Opening in An Lanntair’s Main Gallery on Saturday May 22, new exhibition South West by South, An t-Eilean Fada, The Long Island: A Poetic Cartography by artist Gill Russell, explores the dynamic relationship between the sea and land, and reveals the nautical heritage of the Outer Hebrides.
Gill said: “The dense interplay of sea, land, and light in the northwest of Scotland, and in particular the Western Isles has captivated me since childhood. I often imagined living there.
“Along the extent of the liminal shore the interplay of tidal currents and weather is complex and, from a human perspective, fickle, authoring, dramatic, and sometimes destructive, events.
“Although I felt a deep attachment to the place and however much it inspired my practice, I came to realise that I would always be a tourist, a spectator, on the outside of an entrenched culture looking in. It was important to make connections.”
In making connections, Gill visited the islands several times over a two-year period, as well as researching oral history interviews from Tobar an Dualais/School of Scottish Studies, which form a central part of the upcoming An Lanntair exhibition.
A recorded account of the Van Stabel, a ship-wrecked off the coast of Heisker (Monach Isles), brought her to meet the Laing family of North Uist; her explorations of the Sound of Harris lead her to interview Berneray native Donald MacLean; and playing low whistle at a local pub session introduced her to box player Dougie MacDonald from North Uist who helped her understanding of Gaelic stories.
South West by South expresses Gill’s work through a ‘poetic cartography’, presenting an installation of large-scale prints, vinyl wall drawings, audio recordings, and maps.
Her poetic cartography maps the Sound of Harris, its notoriously treacherous skerries and shoals, and the stories and folklore inspired by them. Tidal Streams communicates the potent force of the turbulent Pentland Firth; while the vinyl drawings of Tributrees explore the burns and rivers, the arterial life forces, which run through the spartan Lewis landscape.
The maps and poems of Lost Ships dwell on the many vessels wreaked around the Long Island, particularly near Heisker, and the loss of cargo and human life. And using oral recordings and dense prints, Sea Lore suggest the enthralling and unpredictable surge of the sea which haunts such tales.
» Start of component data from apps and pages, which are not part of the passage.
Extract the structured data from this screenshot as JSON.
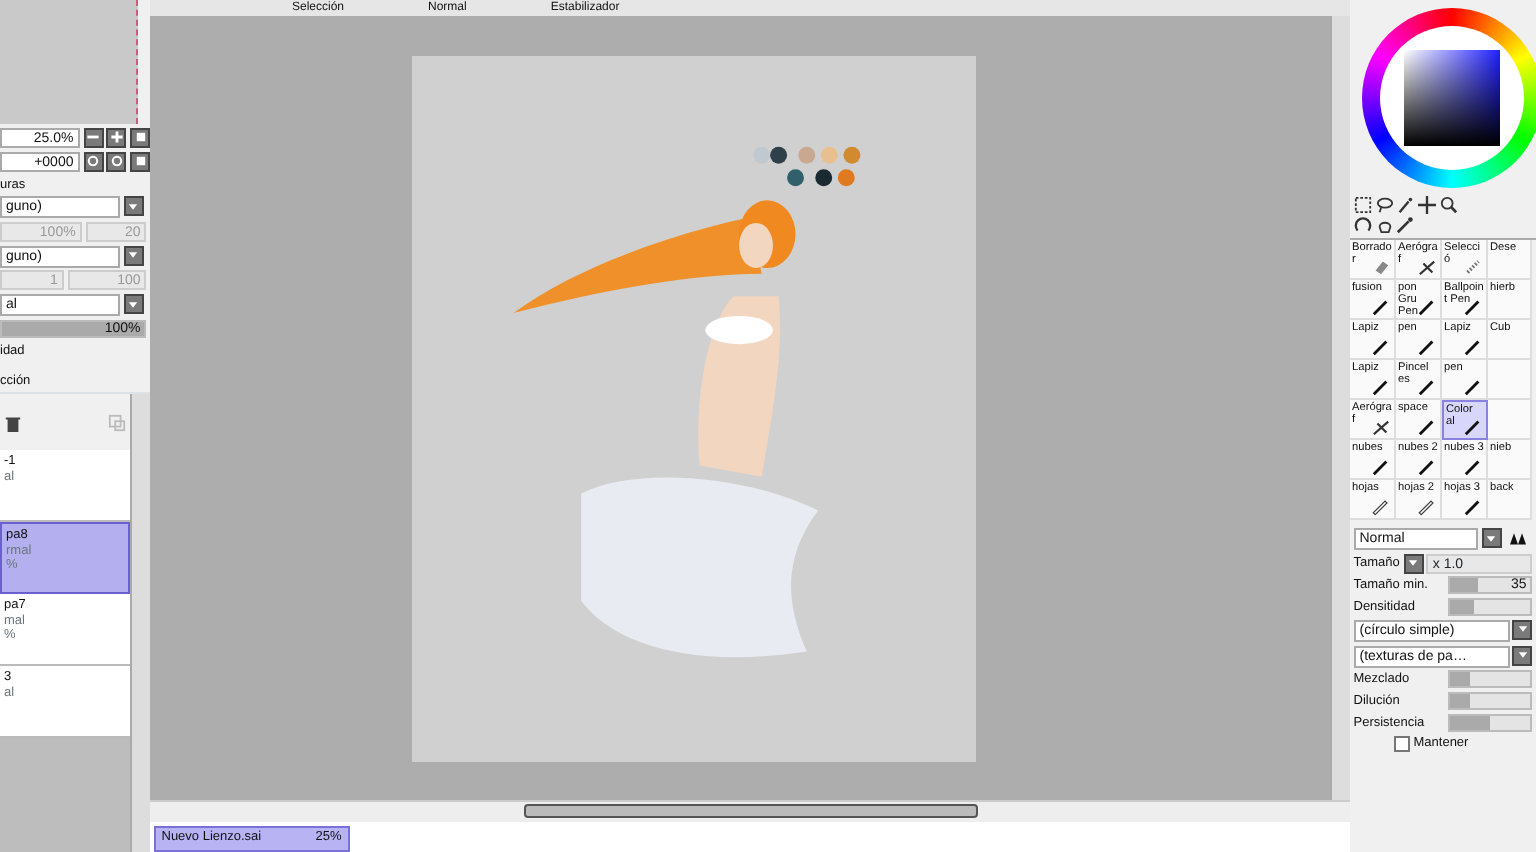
{
  "toolbar": {
    "items": [
      "Selección",
      "Normal",
      "Estabilizador"
    ]
  },
  "navigator": {
    "zoom": "25.0%",
    "rotation": "+0000"
  },
  "left_settings": {
    "texture_label": "uras",
    "texture_value": "guno)",
    "texture_fields": [
      "100%",
      "20"
    ],
    "effect_value": "guno)",
    "effect_fields": [
      "1",
      "100"
    ],
    "blend_mode": "al",
    "opacity": {
      "reading": "100%",
      "level": 1
    },
    "opacity_label": "idad",
    "protect_label": "cción"
  },
  "layers": [
    {
      "lines": [
        "-1",
        "al"
      ],
      "selected": false
    },
    {
      "lines": [
        "pa8",
        "rmal",
        "%"
      ],
      "selected": true
    },
    {
      "lines": [
        "pa7",
        "mal",
        "%"
      ],
      "selected": false
    },
    {
      "lines": [
        "3",
        "al"
      ],
      "selected": false
    }
  ],
  "document_tabs": [
    {
      "name": "Nuevo Lienzo.sai",
      "zoom": "25%",
      "selected": true
    }
  ],
  "brushes": [
    {
      "name": "Borrador",
      "kind": "eraser",
      "selected": false
    },
    {
      "name": "Aerógraf",
      "kind": "airbrush",
      "selected": false
    },
    {
      "name": "Selecció",
      "kind": "select",
      "selected": false
    },
    {
      "name": "Dese",
      "kind": "blank",
      "selected": false
    },
    {
      "name": "fusion",
      "kind": "pen",
      "selected": false
    },
    {
      "name": "pon Gru Pen",
      "kind": "pen",
      "selected": false
    },
    {
      "name": "Ballpoint Pen",
      "kind": "pen",
      "selected": false
    },
    {
      "name": "hierb",
      "kind": "blank",
      "selected": false
    },
    {
      "name": "Lapiz",
      "kind": "pen",
      "selected": false
    },
    {
      "name": "pen",
      "kind": "pen",
      "selected": false
    },
    {
      "name": "Lapiz",
      "kind": "pen",
      "selected": false
    },
    {
      "name": "Cub",
      "kind": "blank",
      "selected": false
    },
    {
      "name": "Lapiz",
      "kind": "pen",
      "selected": false
    },
    {
      "name": "Pincel es",
      "kind": "pen",
      "selected": false
    },
    {
      "name": "pen",
      "kind": "pen",
      "selected": false
    },
    {
      "kind": "empty",
      "selected": false
    },
    {
      "name": "Aerógraf",
      "kind": "airbrush",
      "selected": false
    },
    {
      "name": "space",
      "kind": "pen",
      "selected": false
    },
    {
      "name": "Color al",
      "kind": "pen",
      "selected": true
    },
    {
      "kind": "empty",
      "selected": false
    },
    {
      "name": "nubes",
      "kind": "pen",
      "selected": false
    },
    {
      "name": "nubes 2",
      "kind": "pen",
      "selected": false
    },
    {
      "name": "nubes 3",
      "kind": "pen",
      "selected": false
    },
    {
      "name": "nieb",
      "kind": "blank",
      "selected": false
    },
    {
      "name": "hojas",
      "kind": "pencil",
      "selected": false
    },
    {
      "name": "hojas 2",
      "kind": "pencil",
      "selected": false
    },
    {
      "name": "hojas 3",
      "kind": "pen",
      "selected": false
    },
    {
      "name": "back",
      "kind": "blank",
      "selected": false
    }
  ],
  "brush_settings": {
    "mode": "Normal",
    "size_label": "Tamaño",
    "size_multiplier": "x 1.0",
    "min_size": {
      "label": "Tamaño min.",
      "reading": "35",
      "level": 0.35
    },
    "density": {
      "label": "Densitidad",
      "level": 0.3
    },
    "shape": "(círculo simple)",
    "texture": "(texturas de pa…",
    "sliders": [
      {
        "label": "Mezclado",
        "level": 0.25
      },
      {
        "label": "Dilución",
        "level": 0.25
      },
      {
        "label": "Persistencia",
        "level": 0.5
      }
    ],
    "keep_opacity": {
      "label": "Mantener",
      "checked": false
    }
  }
}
Roddy Murray, An Lanntair Head of Visual Arts, said: “The sea defines these islands and the lore of the sea speaks eloquently of our relationship with it. This exhibition is as much about that history as it is about geography, topography, tidal patterns and place names. Gill expertly navigates us through the past, through reefs, skerries, channels, currents and streams to reveal our nautical heritage.”
South West by South, An t-Eilean Fada, The Long Island: A Poetic Cartography is exhibited at An Lanntair May 22 to July 4. The exhibition will also show in Taigh Chearsabhagh, North Uist, in September and October 2021.